Furthermore, in many of the new and emerging careers today – like idea entrepreneurship, film making, decision scientists, digital artists, social media influencers, motivational speakers, content creators, consultants, policy makers, bloggers, environmentalists, diversity and ability officers, curators and teacher-communicators – achievers have been hailing from an educational background that’s been liberal and drawing from the above disciplines in its learning opportunities.

Finally, aligned to our vision of preparing responsible global citizens with valuable subject expertise, the curriculum is cognisant of building an India-centric awareness that takes into account emergent aspirations towards decolonising twentieth century curriculums. Aiding this endeavour are our various discipline specific centres of excellence, industry-academic collaborations, knowledge partnerships with global universities, and Explore India internships for students to partake in experiential work based learning opportunities across the nation.

Do you think technology has disruptive effects on higher education? Your take.

If parents and teachers ask, how to educate youngsters and students to embrace the pace of change in attitudes and abilities that living today calls for, instead of being ready with professional qualifications for surviving through – just a job, a skill, a technique or a discipline [only] – they will realise that technology is an integral element, if not the core factor in ongoing interdisciplinary assimilation and expansion within subject domains.

Education in the twenty-first century should enable youngsters to think critically and work creatively, while being responsive and adaptable to evolving skill expectations and lifestyle changes around them. Technology, I see, as a facilitator in nurturing the above quests by opening up access to a wide variety of resources and a diversity of skill platforms to learn from across the globe. Combining divergent thinking with convergent thinking is the way ahead, but any thinking without solid rooting in ethics, values and one’s context can be dangerous.

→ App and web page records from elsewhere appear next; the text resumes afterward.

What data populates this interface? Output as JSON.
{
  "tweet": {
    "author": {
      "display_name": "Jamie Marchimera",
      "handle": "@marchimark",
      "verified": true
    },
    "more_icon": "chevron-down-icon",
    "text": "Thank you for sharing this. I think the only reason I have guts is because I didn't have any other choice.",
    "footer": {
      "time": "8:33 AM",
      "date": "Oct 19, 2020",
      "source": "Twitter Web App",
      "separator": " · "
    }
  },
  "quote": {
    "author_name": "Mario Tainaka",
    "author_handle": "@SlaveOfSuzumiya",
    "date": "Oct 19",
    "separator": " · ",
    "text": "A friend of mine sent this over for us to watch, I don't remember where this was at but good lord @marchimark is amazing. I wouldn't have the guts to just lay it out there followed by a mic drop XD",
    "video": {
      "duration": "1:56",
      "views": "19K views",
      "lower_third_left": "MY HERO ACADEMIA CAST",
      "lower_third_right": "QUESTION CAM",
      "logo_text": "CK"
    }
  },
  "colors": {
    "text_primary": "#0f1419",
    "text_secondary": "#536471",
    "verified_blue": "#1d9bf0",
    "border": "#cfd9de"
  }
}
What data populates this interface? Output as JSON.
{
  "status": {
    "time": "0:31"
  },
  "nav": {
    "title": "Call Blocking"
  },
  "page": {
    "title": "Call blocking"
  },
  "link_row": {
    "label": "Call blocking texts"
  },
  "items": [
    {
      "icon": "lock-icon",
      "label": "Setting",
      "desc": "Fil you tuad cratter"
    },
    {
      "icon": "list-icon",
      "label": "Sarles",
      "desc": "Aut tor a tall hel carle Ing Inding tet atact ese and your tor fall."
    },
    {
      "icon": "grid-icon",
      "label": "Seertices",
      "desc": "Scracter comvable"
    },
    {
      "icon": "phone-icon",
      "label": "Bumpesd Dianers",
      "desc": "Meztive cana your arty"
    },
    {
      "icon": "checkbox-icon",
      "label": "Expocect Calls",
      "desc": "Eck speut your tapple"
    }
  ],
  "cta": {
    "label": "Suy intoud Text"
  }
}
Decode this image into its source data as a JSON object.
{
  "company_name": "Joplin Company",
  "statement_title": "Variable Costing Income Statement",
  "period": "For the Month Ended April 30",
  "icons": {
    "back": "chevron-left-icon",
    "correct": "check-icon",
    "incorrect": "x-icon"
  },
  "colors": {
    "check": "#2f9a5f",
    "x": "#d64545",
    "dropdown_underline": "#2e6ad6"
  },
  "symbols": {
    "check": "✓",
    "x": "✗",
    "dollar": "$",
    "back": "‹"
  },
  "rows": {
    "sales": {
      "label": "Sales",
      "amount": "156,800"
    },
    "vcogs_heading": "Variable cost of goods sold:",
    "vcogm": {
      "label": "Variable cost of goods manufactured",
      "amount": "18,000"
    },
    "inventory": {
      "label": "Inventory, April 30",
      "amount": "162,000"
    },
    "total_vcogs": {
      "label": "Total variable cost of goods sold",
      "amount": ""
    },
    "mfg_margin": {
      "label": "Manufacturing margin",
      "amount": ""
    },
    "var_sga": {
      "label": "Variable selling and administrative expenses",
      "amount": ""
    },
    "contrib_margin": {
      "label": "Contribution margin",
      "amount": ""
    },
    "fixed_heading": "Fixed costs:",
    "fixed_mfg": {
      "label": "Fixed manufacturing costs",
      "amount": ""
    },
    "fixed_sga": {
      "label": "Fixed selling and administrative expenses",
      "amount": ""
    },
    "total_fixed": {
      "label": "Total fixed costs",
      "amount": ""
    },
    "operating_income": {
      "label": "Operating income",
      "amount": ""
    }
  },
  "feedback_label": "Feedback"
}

Hence, path-shaping, future anticipating interdisciplinary curriculums, offered through interactive new age, technology-driven teaching methods that encourage and reward creativity is essential.